Americans for Cures animations highlight stem cell clinical trials

Americans for Cures logo

How do clinical trials work? With the support of Proposition 71 and the California Institute for Regenerative Medicine (CIRM), California stem cell scientists at USC and elsewhere are developing a new generation of cellular therapies, which will come with unique challenges — and, hopefully, benefits — that differ from traditional drug-based medicine.

In their animation exploring the risks and benefits of clinical trials, Americans for Cures explores how these experiments benefit the field of medicine and advance our understanding of disease and injury. This animation was produced as part of the Americans for Cures Foundation’s Report Back to the Public program, in collaboration with the International Society for Stem Cell Research (ISSCR).
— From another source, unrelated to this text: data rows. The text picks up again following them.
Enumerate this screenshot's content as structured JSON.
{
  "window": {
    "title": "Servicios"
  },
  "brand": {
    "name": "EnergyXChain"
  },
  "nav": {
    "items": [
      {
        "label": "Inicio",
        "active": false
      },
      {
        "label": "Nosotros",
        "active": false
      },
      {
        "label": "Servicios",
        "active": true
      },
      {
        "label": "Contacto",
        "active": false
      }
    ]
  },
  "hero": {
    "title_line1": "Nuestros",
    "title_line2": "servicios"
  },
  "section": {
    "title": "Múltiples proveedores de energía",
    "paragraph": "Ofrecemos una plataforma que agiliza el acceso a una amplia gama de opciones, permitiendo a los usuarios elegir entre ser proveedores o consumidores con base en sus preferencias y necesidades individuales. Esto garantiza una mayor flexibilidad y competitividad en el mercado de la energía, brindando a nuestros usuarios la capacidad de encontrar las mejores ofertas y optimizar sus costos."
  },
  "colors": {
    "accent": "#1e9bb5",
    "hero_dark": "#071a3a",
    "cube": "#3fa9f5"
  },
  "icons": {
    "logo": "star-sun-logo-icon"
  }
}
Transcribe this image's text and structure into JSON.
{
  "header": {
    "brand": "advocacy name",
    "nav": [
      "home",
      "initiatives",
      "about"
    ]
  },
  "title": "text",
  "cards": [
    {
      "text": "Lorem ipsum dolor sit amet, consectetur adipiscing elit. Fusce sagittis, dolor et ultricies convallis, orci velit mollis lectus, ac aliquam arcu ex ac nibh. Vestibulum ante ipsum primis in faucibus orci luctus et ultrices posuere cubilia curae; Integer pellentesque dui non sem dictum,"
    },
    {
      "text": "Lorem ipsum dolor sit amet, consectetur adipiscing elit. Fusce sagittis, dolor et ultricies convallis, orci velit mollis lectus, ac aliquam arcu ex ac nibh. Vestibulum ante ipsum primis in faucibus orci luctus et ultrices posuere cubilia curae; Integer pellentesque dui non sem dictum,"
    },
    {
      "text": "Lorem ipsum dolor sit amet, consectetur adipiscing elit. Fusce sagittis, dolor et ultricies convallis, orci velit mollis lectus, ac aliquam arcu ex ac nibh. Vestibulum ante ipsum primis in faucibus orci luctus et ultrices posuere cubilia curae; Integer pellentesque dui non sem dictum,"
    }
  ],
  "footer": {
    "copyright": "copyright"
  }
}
In their animation about HIV, Americans for Cures details three stem cell-based clinical trials to address the disease. In one of these trials, biotech company Sangamo BioSciences is collaborating with principal investigator John Zaia, chair of virology at the Beckman Research Institute of the City of Hope. CIRM supported this clinical trial from its inception by providing $14.6 million to fund the early-stage development of a technique for genetically modifying blood-forming stem cells to cure HIV/AIDS, pioneered by Zaia, David DiGiusto from City of Hope, scientists at Sangamo BioSciences and USC Stem Cell researcher Paula Cannon.
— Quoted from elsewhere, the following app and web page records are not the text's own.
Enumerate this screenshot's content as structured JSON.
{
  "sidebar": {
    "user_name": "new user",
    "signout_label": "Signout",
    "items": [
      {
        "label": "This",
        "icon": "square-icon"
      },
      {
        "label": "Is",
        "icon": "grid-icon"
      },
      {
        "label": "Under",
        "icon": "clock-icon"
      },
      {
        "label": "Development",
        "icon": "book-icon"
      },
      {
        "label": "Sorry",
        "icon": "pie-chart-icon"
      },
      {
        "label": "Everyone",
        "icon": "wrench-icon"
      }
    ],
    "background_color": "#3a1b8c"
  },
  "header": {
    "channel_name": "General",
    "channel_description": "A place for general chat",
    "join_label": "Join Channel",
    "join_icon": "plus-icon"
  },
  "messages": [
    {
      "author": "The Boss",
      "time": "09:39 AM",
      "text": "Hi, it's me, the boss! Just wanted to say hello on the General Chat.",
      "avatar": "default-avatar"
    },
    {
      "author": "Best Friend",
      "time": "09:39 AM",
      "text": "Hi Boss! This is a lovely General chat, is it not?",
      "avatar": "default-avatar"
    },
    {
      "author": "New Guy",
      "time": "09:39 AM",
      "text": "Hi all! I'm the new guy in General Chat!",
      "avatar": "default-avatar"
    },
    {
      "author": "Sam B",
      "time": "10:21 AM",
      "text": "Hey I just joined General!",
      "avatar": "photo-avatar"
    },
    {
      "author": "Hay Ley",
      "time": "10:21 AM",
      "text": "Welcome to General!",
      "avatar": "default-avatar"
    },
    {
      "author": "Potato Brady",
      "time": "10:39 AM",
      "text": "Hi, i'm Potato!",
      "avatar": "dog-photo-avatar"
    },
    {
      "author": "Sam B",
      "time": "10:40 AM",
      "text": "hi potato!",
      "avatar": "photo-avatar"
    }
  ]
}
Americans for Cures also produced white board animations showcasing: a clinical trial for age-related macular degeneration, led by USC Stem Cell researchers David Hinton and Mark Humayun, and a clinical trial for retinitis pigmentosa.

These animations were produced as part of the Americans for Cures Foundation’s Report Back to the Public program. For more information, visit the Americans for Cures website, or follow them on Facebook or Twitter for updates.
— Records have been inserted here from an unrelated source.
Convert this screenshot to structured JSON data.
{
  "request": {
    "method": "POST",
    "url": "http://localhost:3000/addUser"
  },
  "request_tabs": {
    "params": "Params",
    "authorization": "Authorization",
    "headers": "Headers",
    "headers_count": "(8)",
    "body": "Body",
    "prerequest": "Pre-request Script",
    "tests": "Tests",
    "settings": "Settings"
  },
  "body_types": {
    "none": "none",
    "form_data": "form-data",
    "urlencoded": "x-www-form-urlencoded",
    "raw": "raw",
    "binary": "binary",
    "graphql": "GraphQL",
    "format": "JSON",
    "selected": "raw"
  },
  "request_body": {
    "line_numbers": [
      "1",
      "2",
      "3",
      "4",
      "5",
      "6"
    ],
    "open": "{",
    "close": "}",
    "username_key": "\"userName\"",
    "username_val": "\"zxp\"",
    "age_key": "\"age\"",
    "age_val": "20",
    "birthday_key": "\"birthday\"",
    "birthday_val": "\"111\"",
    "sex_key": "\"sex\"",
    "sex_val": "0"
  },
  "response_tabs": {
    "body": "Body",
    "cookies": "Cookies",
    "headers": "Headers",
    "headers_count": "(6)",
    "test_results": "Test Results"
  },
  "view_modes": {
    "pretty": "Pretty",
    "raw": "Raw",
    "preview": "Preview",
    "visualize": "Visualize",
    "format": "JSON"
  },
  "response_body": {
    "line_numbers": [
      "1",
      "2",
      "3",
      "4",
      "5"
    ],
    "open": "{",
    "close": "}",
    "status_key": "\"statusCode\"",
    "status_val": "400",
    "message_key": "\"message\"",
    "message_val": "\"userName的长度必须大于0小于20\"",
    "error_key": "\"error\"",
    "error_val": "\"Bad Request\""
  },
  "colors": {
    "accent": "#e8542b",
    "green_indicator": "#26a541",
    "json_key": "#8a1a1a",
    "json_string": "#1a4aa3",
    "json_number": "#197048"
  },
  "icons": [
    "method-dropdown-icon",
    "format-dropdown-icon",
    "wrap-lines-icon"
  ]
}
Mentioned in this article: Mark Humayun, MD, PhD, Paula Cannon, PhD